Case Study
A North American Airline: Customer Service Transformation

From bankruptcy to first-class customer service: how a once-beleaguered airline transformed itself and saw customer satisfaction soar almost 50%


    At a Glance
  • INDUSTRY:
  • Airline
  • GEOGRAPHY:
  • This Quebec-based company offers flights within Canada, between Canada and the U.S., and to every major international destination
  • CHALLENGES:
  • Low customer satisfaction
  • Sluggish employee morale
  • Emerging from bankruptcy
  • RESULTS:
  • The percentage of customers polled who said they would recommend the airline to family and friends rose from 41% to 63% — a nearly 50% jump.
  • The customer loyalty increase produced an estimated $250 million to $350 million in revenues.
    More than 400 company-wide problems were solved.
  • On-time flight performance increased by 12%.
  • Complaints due to lost baggage were reduced to 10-year lows.

The Background

In 2000, one North American airline merged with its intra-country rival to form its country’s largest full-service airline. Unfortunately, bringing together the people, the processes, and the cultures of these two proud companies proved more than difficult. With employees more focused on protecting one’s own turf than on serving the 32 million annual customers, the airline filed for bankruptcy protection in 2003. Not only had the airline’s financial situation deteriorated significantly, so had its reputation with the public.

One executive realized that unless the people of the company fundamentally changed their ways of operating, it would not be long after emerging from bankruptcy protection than the airline would find itself fighting for its life. It was evident to this executive that the airline’s current management style was a top-down, command-and-control approach best suited for ordering people, not for serving people. He was clear that this management style, though not the sole reason, had contributed to the airline’s fall into bankruptcy and, without a shift in approach, this once mighty airline would never reclaim true operational and financial success nor reclaim a worthy reputation with its countrymen.

The Insigniam Impact

Shocked by pitifully low customer loyalty scores and the airline’s almost-certain future, the executive vice president of customer experience took action. The executive reached out to Insigniam to re-energize the company’s workforce, re-focus attention on the customer, and develop a culture of leadership, individual accountability, and empowerment at all levels of the organization.

By the end of Insigniam’s eight months of work with the airline, customer loyalty scores had risen nearly 50%, producing an estimated $300 million in increased revenue. Employees at all levels resolved more than 400 chronically broken business systems producing, by the company’s estimation, more than $175 million in annual cost savings. Over eight months, on-time performance rose nearly 12% and complaints due to lost baggage decreased to a 10-year low. Additionally, employees at all levels reported significantly new levels of partnership and trust, especially with senior management who engaged in the work as full participants alongside their colleagues in the operation.

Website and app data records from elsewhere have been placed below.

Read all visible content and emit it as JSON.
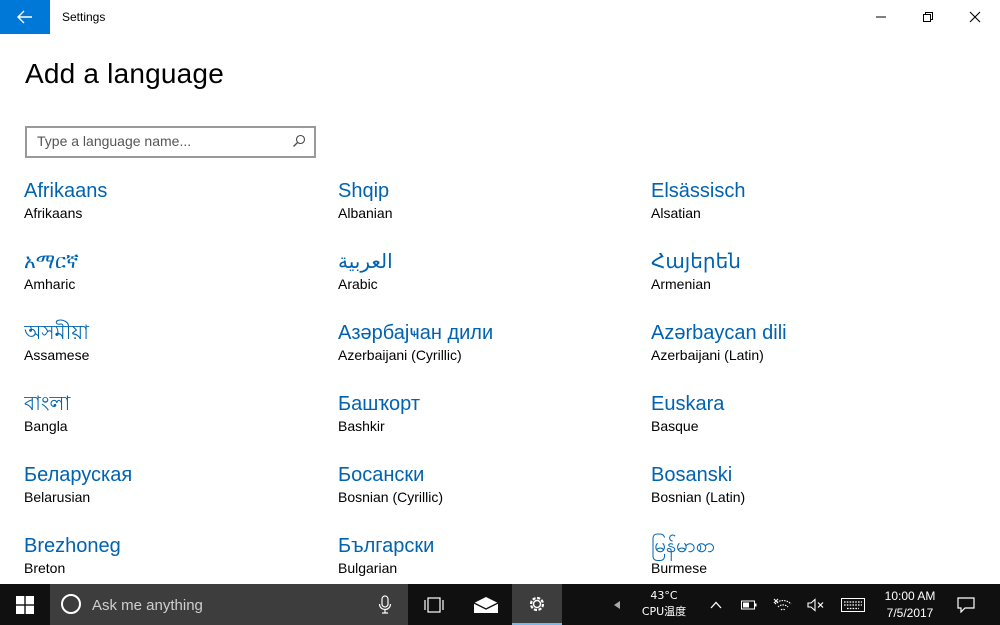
{
  "window": {
    "title": "Settings"
  },
  "page": {
    "title": "Add a language"
  },
  "search": {
    "placeholder": "Type a language name..."
  },
  "languages": [
    {
      "native": "Afrikaans",
      "english": "Afrikaans"
    },
    {
      "native": "Shqip",
      "english": "Albanian"
    },
    {
      "native": "Elsässisch",
      "english": "Alsatian"
    },
    {
      "native": "አማርኛ",
      "english": "Amharic"
    },
    {
      "native": "العربية",
      "english": "Arabic"
    },
    {
      "native": "Հայերեն",
      "english": "Armenian"
    },
    {
      "native": "অসমীয়া",
      "english": "Assamese"
    },
    {
      "native": "Азәрбајҹан дили",
      "english": "Azerbaijani (Cyrillic)"
    },
    {
      "native": "Azərbaycan dili",
      "english": "Azerbaijani (Latin)"
    },
    {
      "native": "বাংলা",
      "english": "Bangla"
    },
    {
      "native": "Башҡорт",
      "english": "Bashkir"
    },
    {
      "native": "Euskara",
      "english": "Basque"
    },
    {
      "native": "Беларуская",
      "english": "Belarusian"
    },
    {
      "native": "Босански",
      "english": "Bosnian (Cyrillic)"
    },
    {
      "native": "Bosanski",
      "english": "Bosnian (Latin)"
    },
    {
      "native": "Brezhoneg",
      "english": "Breton"
    },
    {
      "native": "Български",
      "english": "Bulgarian"
    },
    {
      "native": "မြန်မာစာ",
      "english": "Burmese"
    }
  ],
  "taskbar": {
    "cortana_placeholder": "Ask me anything",
    "temperature": "43°C",
    "cpu_label": "CPU温度",
    "time": "10:00 AM",
    "date": "7/5/2017"
  },
  "colors": {
    "accent": "#0078d7",
    "link": "#0063b1",
    "taskbar": "#101010"
  }
}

The leader who took a stand for cultural transformation

Before designing a new, compelling future for the Customer Experience organization and aligning on the objectives and initiatives to move the organization forward, Insigniam had the management team confront the notion that the executives were the obstacles to organizational transformation. Any change would require the executives taking responsibility for the condition that, though they may not have created, they had been leading and perpetuating. Clear that the top-down, command-and-control management style was not working, the Customer Experience management team came together with Insigniam for a two-day Catalytic Consulting® Session.

Along with designing a new context for the organization, the team aligned around causing a breakthrough in the key Customer Experience metric of customer loyalty; at the time of the meeting, only 41% of the airline’s customers would recommend the carrier to family and friends. The management team realized that simply driving the metric without fundamental shifts in how the business operated would not deliver success nor provide a sustainable foundation for the airline’s future.

To launch the efforts to transform the organization, Insigniam was invited to participate in a 500-person Customer Experience management conference. The executive of the division explained the stand he was taking for the future of the business, and he asked his management team to join him in leading and participating in this effort. The executive knew that his managers needed to participate in the program if there was to be any hope at transforming the organization and saving the airline.

Tools Not Rules

To drive the transformation, Insigniam developed a three-month leadership and management program intended for Customer Experience’s middle-level management. Over the course of eight months, 525 mid-level to senior-level managers and executives attended a specially designed two-day Leading Breakthrough work session followed by three, half-day coaching and follow-up sessions over the next three months. The program provided participants with tools, techniques, and distinctions about their own organization that developed each individual as a measurably more potent leader.

Participants took on individual leadership projects to accomplish during the program, using the tools and distinctions learned in the work session.

Participants learned and put into practice new sets of tools for solving problems, interacting with colleagues and customers, addressing possibilities, and doing what’s right by the customer, not simply following procedure or policy. Participants in the program addressed more than 400 policies, procedures, or systems that were outdated, airline versus customer centric, or simply bad business. The work of the program impacted everything from how customer calls were handled, how baggage was handled and accounted for, and how flight attendants had the items aboard the aircraft to best serve passengers. In just six months, these projects resulted in more than $175 million in cost savings, on-time performance rose 12%, and customer loyalty rose from 41% to 65%.